You’ve heard it before. Your child wants a dog and promises that they’ll take care of the dog. They’ll clean up after the dog. They’ll take the dog for walks. But, somehow, you know how it will work out, don’t you? Maybe dog training lessons will change this age-old story.
The pattern goes like this:
- Your child wants a dog
- They promise they’ll take care of the dog, take it for walks, clean up after it and feed it
- You’re skeptical
- They cross their hearts and promise
- Their sad little faces melt your heart, again
- You give in and agree while admonishing them that they’ll need to take care of the dog
- Within a month or two, you’re doing all the work to take care of your child’s dog and nagging them to help
This story has happened many times before. It will happen many times again. Dog training is the way that you may be able to break the pattern without denying your child a pet.
Actually, allowing your child to have a dog is an opportunity, if you grab it. It’s a chance for your child to develop some responsibility and self-discipline. Yes, that’s what all parents say when they agree to let their child have a dog. But, if they don’t sign the child and dog up for dog training, it’s unlikely the child will live up to the responsibilities of dog ownership.
How can dog training change the ‘Can-I-have-a-dog’ scenario?
First of all, there are no guarantees. But, dog training is an interactive experience between a pet owner and their pet. Your child may find taking the dog for walks boring after a while. But, dog training is progressive; the experience changes with the dog’s and the owner’s ability.
Dog training is rewarding for the dog and owner. There’s a sense of accomplishment when they work on something and the desired behavior is achieved. More than that, the experience between dog and owner is far more gratifying, and less aggravating when the dog is trained and the owner knows how to work with the dog.

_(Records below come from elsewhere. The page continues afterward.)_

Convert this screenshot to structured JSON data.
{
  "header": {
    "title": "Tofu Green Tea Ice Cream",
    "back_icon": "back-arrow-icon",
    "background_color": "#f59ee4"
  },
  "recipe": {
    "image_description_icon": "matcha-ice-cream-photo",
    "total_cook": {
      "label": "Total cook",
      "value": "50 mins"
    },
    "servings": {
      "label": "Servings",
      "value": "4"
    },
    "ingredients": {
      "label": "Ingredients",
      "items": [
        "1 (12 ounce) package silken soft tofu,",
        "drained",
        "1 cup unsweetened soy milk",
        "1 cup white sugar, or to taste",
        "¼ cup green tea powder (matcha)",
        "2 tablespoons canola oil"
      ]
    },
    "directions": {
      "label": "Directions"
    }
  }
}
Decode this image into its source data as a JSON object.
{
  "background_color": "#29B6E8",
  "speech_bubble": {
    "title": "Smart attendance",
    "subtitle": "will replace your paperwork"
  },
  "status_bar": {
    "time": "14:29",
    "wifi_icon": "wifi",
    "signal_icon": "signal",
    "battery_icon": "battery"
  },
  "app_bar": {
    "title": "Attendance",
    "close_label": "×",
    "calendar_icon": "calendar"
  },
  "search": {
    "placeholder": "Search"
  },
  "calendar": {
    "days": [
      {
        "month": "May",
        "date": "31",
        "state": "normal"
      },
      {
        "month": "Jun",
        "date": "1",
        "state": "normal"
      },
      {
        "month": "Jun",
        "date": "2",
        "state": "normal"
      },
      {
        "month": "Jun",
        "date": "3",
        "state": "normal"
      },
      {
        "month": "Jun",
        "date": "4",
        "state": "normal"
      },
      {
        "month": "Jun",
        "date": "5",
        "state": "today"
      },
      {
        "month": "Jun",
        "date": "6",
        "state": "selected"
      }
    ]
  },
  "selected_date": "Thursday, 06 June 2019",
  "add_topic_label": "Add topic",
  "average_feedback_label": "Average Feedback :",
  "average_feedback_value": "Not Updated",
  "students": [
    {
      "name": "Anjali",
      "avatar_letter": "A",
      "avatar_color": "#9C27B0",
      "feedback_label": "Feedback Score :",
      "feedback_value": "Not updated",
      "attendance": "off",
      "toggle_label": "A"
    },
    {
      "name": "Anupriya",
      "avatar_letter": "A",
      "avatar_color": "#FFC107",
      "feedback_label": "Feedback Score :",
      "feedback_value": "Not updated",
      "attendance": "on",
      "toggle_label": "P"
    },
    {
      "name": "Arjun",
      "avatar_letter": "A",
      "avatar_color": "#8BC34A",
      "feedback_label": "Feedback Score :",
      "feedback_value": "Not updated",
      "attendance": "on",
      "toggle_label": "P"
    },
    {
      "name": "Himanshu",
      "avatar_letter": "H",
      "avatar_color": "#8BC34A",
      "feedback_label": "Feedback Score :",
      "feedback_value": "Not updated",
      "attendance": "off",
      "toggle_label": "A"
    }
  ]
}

Yes, some children will grow tired of almost anything, even the hyperactive video game they might play for endless hours. But, few things are more likely to hold their attention than taking their dog to qualified dog-training lessons. Allowing your child to have a dog might be a good idea after all.